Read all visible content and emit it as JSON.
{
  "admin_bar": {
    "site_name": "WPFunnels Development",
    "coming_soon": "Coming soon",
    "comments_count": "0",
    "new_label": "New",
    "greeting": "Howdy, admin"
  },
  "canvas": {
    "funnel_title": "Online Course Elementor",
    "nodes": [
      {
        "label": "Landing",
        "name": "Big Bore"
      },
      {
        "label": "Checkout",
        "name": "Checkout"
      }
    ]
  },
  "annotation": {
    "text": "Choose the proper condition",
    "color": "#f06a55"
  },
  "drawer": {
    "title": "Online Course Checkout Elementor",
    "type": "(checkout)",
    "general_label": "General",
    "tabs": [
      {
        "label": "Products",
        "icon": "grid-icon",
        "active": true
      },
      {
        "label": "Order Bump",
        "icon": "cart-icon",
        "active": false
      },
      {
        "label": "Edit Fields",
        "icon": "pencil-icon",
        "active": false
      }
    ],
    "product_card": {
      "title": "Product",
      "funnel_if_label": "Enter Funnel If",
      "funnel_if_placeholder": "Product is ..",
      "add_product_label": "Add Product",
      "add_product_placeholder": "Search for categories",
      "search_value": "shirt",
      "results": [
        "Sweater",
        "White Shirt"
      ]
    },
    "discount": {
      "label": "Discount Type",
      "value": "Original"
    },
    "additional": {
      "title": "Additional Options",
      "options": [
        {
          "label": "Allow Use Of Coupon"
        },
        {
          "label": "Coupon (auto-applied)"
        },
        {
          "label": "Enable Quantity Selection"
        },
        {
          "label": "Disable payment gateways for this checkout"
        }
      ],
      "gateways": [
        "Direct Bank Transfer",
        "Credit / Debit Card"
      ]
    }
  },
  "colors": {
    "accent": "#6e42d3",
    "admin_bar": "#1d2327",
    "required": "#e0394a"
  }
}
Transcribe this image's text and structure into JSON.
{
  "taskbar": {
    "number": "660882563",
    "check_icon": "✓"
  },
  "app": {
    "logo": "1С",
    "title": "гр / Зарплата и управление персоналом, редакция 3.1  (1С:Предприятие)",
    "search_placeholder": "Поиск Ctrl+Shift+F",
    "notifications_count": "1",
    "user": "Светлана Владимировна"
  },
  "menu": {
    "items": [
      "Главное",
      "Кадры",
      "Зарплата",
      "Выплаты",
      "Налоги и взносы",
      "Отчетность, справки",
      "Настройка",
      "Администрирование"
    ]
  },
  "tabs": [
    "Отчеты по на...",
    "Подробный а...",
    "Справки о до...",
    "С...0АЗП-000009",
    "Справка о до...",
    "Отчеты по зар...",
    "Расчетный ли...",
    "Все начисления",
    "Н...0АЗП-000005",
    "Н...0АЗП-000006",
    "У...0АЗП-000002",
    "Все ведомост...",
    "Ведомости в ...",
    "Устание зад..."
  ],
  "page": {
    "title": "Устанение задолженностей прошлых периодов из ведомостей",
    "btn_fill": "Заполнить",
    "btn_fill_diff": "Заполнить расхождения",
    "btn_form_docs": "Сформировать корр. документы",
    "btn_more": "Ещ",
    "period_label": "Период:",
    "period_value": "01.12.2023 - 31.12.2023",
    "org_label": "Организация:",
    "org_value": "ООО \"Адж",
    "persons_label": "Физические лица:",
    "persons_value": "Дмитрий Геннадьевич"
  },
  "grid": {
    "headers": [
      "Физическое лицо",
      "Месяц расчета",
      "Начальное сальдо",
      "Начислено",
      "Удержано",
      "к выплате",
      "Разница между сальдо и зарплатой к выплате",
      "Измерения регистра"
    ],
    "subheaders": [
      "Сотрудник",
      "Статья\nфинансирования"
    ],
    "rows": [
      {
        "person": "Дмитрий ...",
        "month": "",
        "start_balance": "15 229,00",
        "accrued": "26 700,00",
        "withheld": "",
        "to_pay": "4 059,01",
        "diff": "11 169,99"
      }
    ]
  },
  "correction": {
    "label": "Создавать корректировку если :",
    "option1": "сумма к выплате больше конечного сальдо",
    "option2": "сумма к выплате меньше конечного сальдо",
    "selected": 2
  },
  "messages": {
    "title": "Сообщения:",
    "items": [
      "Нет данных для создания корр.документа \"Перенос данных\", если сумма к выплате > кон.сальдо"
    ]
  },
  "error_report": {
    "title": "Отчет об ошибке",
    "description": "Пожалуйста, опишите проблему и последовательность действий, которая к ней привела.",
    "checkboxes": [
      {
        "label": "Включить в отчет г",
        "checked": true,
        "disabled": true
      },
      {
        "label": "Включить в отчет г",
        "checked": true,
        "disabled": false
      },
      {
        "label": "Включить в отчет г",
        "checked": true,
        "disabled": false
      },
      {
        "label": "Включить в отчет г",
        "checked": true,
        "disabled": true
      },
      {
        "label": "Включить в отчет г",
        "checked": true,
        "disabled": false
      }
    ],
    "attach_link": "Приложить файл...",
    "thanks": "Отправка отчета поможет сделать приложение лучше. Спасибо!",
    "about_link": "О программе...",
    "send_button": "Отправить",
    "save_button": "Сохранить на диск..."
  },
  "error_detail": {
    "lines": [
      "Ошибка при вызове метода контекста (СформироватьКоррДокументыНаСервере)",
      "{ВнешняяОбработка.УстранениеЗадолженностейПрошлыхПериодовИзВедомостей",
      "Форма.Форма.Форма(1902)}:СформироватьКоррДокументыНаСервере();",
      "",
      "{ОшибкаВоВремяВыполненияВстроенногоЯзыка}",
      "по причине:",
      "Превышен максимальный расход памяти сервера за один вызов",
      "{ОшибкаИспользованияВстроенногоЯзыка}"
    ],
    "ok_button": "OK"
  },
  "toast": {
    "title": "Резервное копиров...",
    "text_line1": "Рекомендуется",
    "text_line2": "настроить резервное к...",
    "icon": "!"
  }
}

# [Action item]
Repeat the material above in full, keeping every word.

# [Solution for this exercise]
Read all visible content and emit it as JSON.
{
  "admin_bar": {
    "site_name": "WPFunnels Development",
    "coming_soon": "Coming soon",
    "comments_count": "0",
    "new_label": "New",
    "greeting": "Howdy, admin"
  },
  "canvas": {
    "funnel_title": "Online Course Elementor",
    "nodes": [
      {
        "label": "Landing",
        "name": "Big Bore"
      },
      {
        "label": "Checkout",
        "name": "Checkout"
      }
    ]
  },
  "annotation": {
    "text": "Choose the proper condition",
    "color": "#f06a55"
  },
  "drawer": {
    "title": "Online Course Checkout Elementor",
    "type": "(checkout)",
    "general_label": "General",
    "tabs": [
      {
        "label": "Products",
        "icon": "grid-icon",
        "active": true
      },
      {
        "label": "Order Bump",
        "icon": "cart-icon",
        "active": false
      },
      {
        "label": "Edit Fields",
        "icon": "pencil-icon",
        "active": false
      }
    ],
    "product_card": {
      "title": "Product",
      "funnel_if_label": "Enter Funnel If",
      "funnel_if_placeholder": "Product is ..",
      "add_product_label": "Add Product",
      "add_product_placeholder": "Search for categories",
      "search_value": "shirt",
      "results": [
        "Sweater",
        "White Shirt"
      ]
    },
    "discount": {
      "label": "Discount Type",
      "value": "Original"
    },
    "additional": {
      "title": "Additional Options",
      "options": [
        {
          "label": "Allow Use Of Coupon"
        },
        {
          "label": "Coupon (auto-applied)"
        },
        {
          "label": "Enable Quantity Selection"
        },
        {
          "label": "Disable payment gateways for this checkout"
        }
      ],
      "gateways": [
        "Direct Bank Transfer",
        "Credit / Debit Card"
      ]
    }
  },
  "colors": {
    "accent": "#6e42d3",
    "admin_bar": "#1d2327",
    "required": "#e0394a"
  }
}
Transcribe this image's text and structure into JSON.
{
  "taskbar": {
    "number": "660882563",
    "check_icon": "✓"
  },
  "app": {
    "logo": "1С",
    "title": "гр / Зарплата и управление персоналом, редакция 3.1  (1С:Предприятие)",
    "search_placeholder": "Поиск Ctrl+Shift+F",
    "notifications_count": "1",
    "user": "Светлана Владимировна"
  },
  "menu": {
    "items": [
      "Главное",
      "Кадры",
      "Зарплата",
      "Выплаты",
      "Налоги и взносы",
      "Отчетность, справки",
      "Настройка",
      "Администрирование"
    ]
  },
  "tabs": [
    "Отчеты по на...",
    "Подробный а...",
    "Справки о до...",
    "С...0АЗП-000009",
    "Справка о до...",
    "Отчеты по зар...",
    "Расчетный ли...",
    "Все начисления",
    "Н...0АЗП-000005",
    "Н...0АЗП-000006",
    "У...0АЗП-000002",
    "Все ведомост...",
    "Ведомости в ...",
    "Устание зад..."
  ],
  "page": {
    "title": "Устанение задолженностей прошлых периодов из ведомостей",
    "btn_fill": "Заполнить",
    "btn_fill_diff": "Заполнить расхождения",
    "btn_form_docs": "Сформировать корр. документы",
    "btn_more": "Ещ",
    "period_label": "Период:",
    "period_value": "01.12.2023 - 31.12.2023",
    "org_label": "Организация:",
    "org_value": "ООО \"Адж",
    "persons_label": "Физические лица:",
    "persons_value": "Дмитрий Геннадьевич"
  },
  "grid": {
    "headers": [
      "Физическое лицо",
      "Месяц расчета",
      "Начальное сальдо",
      "Начислено",
      "Удержано",
      "к выплате",
      "Разница между сальдо и зарплатой к выплате",
      "Измерения регистра"
    ],
    "subheaders": [
      "Сотрудник",
      "Статья\nфинансирования"
    ],
    "rows": [
      {
        "person": "Дмитрий ...",
        "month": "",
        "start_balance": "15 229,00",
        "accrued": "26 700,00",
        "withheld": "",
        "to_pay": "4 059,01",
        "diff": "11 169,99"
      }
    ]
  },
  "correction": {
    "label": "Создавать корректировку если :",
    "option1": "сумма к выплате больше конечного сальдо",
    "option2": "сумма к выплате меньше конечного сальдо",
    "selected": 2
  },
  "messages": {
    "title": "Сообщения:",
    "items": [
      "Нет данных для создания корр.документа \"Перенос данных\", если сумма к выплате > кон.сальдо"
    ]
  },
  "error_report": {
    "title": "Отчет об ошибке",
    "description": "Пожалуйста, опишите проблему и последовательность действий, которая к ней привела.",
    "checkboxes": [
      {
        "label": "Включить в отчет г",
        "checked": true,
        "disabled": true
      },
      {
        "label": "Включить в отчет г",
        "checked": true,
        "disabled": false
      },
      {
        "label": "Включить в отчет г",
        "checked": true,
        "disabled": false
      },
      {
        "label": "Включить в отчет г",
        "checked": true,
        "disabled": true
      },
      {
        "label": "Включить в отчет г",
        "checked": true,
        "disabled": false
      }
    ],
    "attach_link": "Приложить файл...",
    "thanks": "Отправка отчета поможет сделать приложение лучше. Спасибо!",
    "about_link": "О программе...",
    "send_button": "Отправить",
    "save_button": "Сохранить на диск..."
  },
  "error_detail": {
    "lines": [
      "Ошибка при вызове метода контекста (СформироватьКоррДокументыНаСервере)",
      "{ВнешняяОбработка.УстранениеЗадолженностейПрошлыхПериодовИзВедомостей",
      "Форма.Форма.Форма(1902)}:СформироватьКоррДокументыНаСервере();",
      "",
      "{ОшибкаВоВремяВыполненияВстроенногоЯзыка}",
      "по причине:",
      "Превышен максимальный расход памяти сервера за один вызов",
      "{ОшибкаИспользованияВстроенногоЯзыка}"
    ],
    "ok_button": "OK"
  },
  "toast": {
    "title": "Резервное копиров...",
    "text_line1": "Рекомендуется",
    "text_line2": "настроить резервное к...",
    "icon": "!"
  }
}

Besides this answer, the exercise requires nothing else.